Target Audience in Advertising: What It Is, How to Define It, and Strategies That Work

Target Audience in Advertising: How to Define It and Strategies

Defining the target audience in advertising is highly critical. Make sure your business truly understands it and how to do it well with this useful article.

Keyword(s): target audience in advertising

Over 90% of entrepreneurs fail when they set out on a business venture.

While this is sometimes due to factors outside of anyone’s control (such as the 2008 Housing Crisis), there is a handful that are entirely preventable.

These can include failure to research the market, selling a product or service that doesn’t solve a problem for the customer, and not properly defining your target audience.

This last point is especially crucial and has the potential to make or break the entire marketing strategy.

Not sure where to start? Don’t worry, we’ve got you covered. Let’s take a look at everything you need to know about your target audience in advertising. 

So… What Is It?

Put simply, your target audience consists of the people who would likely be interested in the product or service that you offer.

How broad or narrow your demographic is depends on what your business offers.

For example, let’s say your company sells athletic shoes with extra padding for obese people who are attempting to lose weight. These shoes are specifically meant for those who cannot comfortably walk or jog in regular athletic shoes.

Since your product is so specific, your audience will be specific, too. In this case, it’s likely people in their 30s and 40s with a decent income ($50,000+) who have an interest in trying to lose weight.

If you offer something more general, however, then your audience will reflect that.

A company that provides affordable daycare services, for example, would target parents of all ages and incomes.

How Do You Consistently Define It?

While it may be tempting to go with your gut when determining who you’ll be targeting, you should spend some time researching instead. Qualitative evidence is far more likely to give you the results that you want.

When it comes to conducting this research, there are a few key points you’ll need to keep an eye out for. These include:

  • Geographic Location– Where are these people located? Are they local to your business or far away? What time zone(s) are they in?
  • Age– How old are your potential customers? Their actual age isn’t crucial to know. A range of five years or so (such as 33-38) will provide you with enough info.
  • Income– How much money do they make annually? Do they have enough to spend on your product or service?
  • Hobbies/Interests– What do they like to do in their free time? What shows, podcasts, or movies do they enjoy? What social media platforms do they use?
  • Current Stage in Life– Where are your customers in their lives? Are they newlyweds? Retired? Or new parents?

What If My Company is B2B?

If your company sells B2B products or services, you won’t have the same list as a B2C company. But, your list will more or less follow the same plan:

  • Size of The Company– How large is the company you’re marketing to? Is the company of a similar size to yours? What department are you trying to reach?
  • Location– Where is the company located? What is its time zone(s)? What geographical regions do they serve?
  • The Market– What market are they in and how well do you understand it? How can your product or service help them reach their goals?

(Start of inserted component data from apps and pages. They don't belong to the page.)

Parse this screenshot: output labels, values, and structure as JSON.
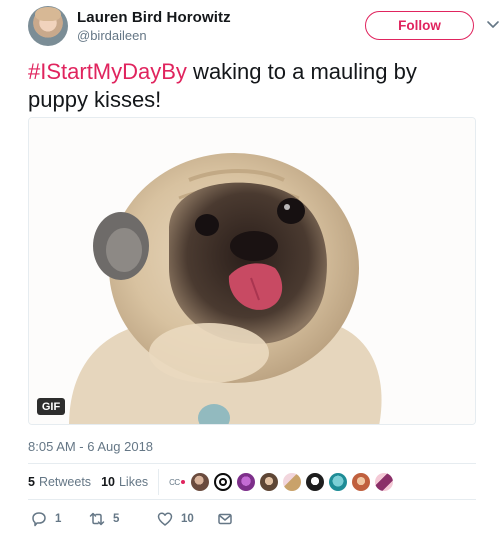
{
  "user": {
    "name": "Lauren Bird Horowitz",
    "handle": "@birdaileen"
  },
  "follow_label": "Follow",
  "tweet": {
    "hashtag": "#IStartMyDayBy",
    "text": " waking to a mauling by puppy kisses!"
  },
  "media": {
    "badge": "GIF"
  },
  "timestamp": "8:05 AM - 6 Aug 2018",
  "stats": {
    "retweets_count": "5",
    "retweets_label": "Retweets",
    "likes_count": "10",
    "likes_label": "Likes"
  },
  "actions": {
    "replies": "1",
    "retweets": "5",
    "likes": "10"
  },
  "icons": [
    "avatar",
    "chevron-down-icon",
    "reply-icon",
    "retweet-icon",
    "heart-icon",
    "message-icon"
  ],
  "colors": {
    "accent": "#e0245e",
    "secondary_text": "#657786",
    "border": "#e6ecf0"
  }
}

As you can see, this target demographic information is not identical to that of a B2C company. But, many of the same concepts apply here.

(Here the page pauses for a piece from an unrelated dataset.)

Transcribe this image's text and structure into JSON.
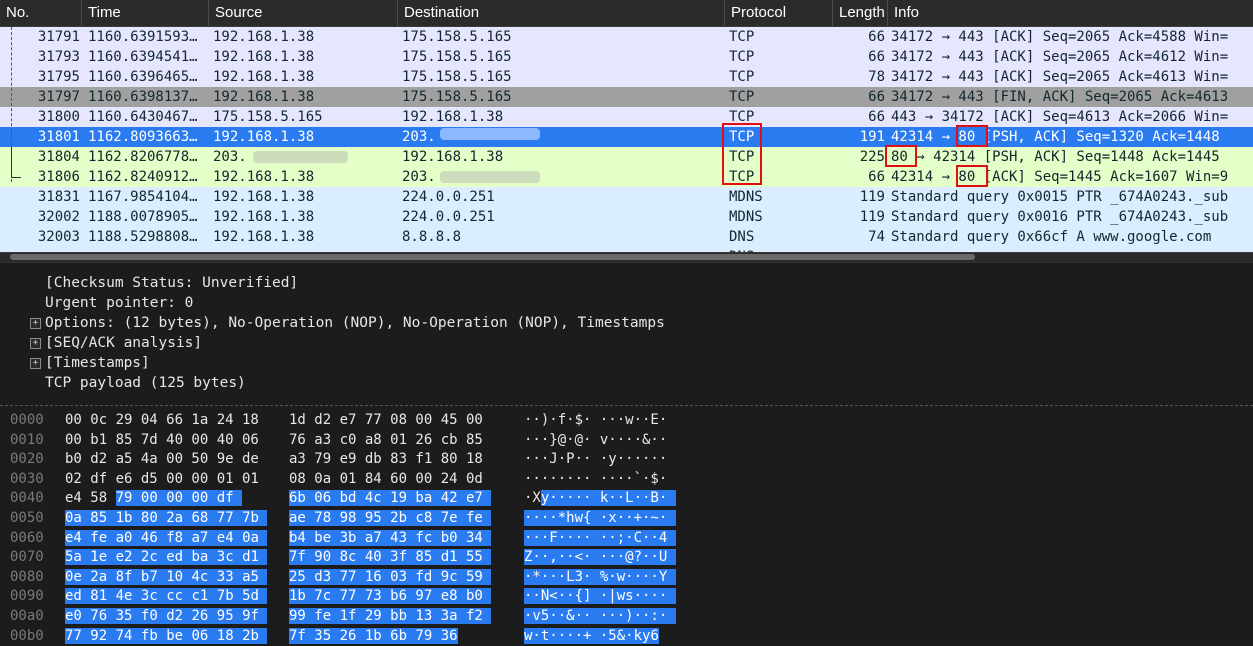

Once I Know My Audience, What Do I Do?

After you understand your audience, you’ll need to figure out how to get them to resonate with your company’s message.

People love to spend money. The country’s economy thrives off of the desire to purchase new things.

But, nobody likes to feel like they’re being sold something. So, you’re going to need to take extra care in how you present your brand.

Build Trust

This is especially crucial if your business is relatively unknown or new to the industry. 

A key way to build trust among your audience is to speak to them like people, not numbers. Transparency and authenticity go a long, long way here.

For example, your company could post content that offers a behind-the-scenes look at what a day in your office is like. You could even take things a step further and create a long-term vlog about what goes on at your company.

Encourage Engagement

If there isn’t a call-to-action in your content, your audience won’t always be sure what to do after they’ve seen it.

Encourage them to visit your site, social media pages, or book a consultation. A nudge in the right direction is sometimes all people need to make a decision.

Use The Right Platform

Remember the “hobbies/interests” section of your target audience list?

That’s where this comes into play.

If the majority of your demographic is young, tech-savvy college graduates, you’ll more than likely find them on Twitter over Facebook or LinkedIn.

While it’s common that many people use every major social platform, research which ones they use most so you know how to reach them.


After you get things going, take a step back and check your analytics. How have you performed? Did you reach (or surpass) the goals you had laid out?

If you’re doing well, don’t change anything you’re doing (but keep checking periodically).

If you aren’t doing so hot, it’s time to go back to researching your target audience and finding out where you missed the mark.

Defining Your Target Audience in Advertising Can Seem Difficult

But it doesn’t have to be.

With the above information about your target audience in advertising in mind, you’ll be well on your way to making sure your content gets in front of the right people.

Want to learn more about different types of marketing? This article has plenty of useful info.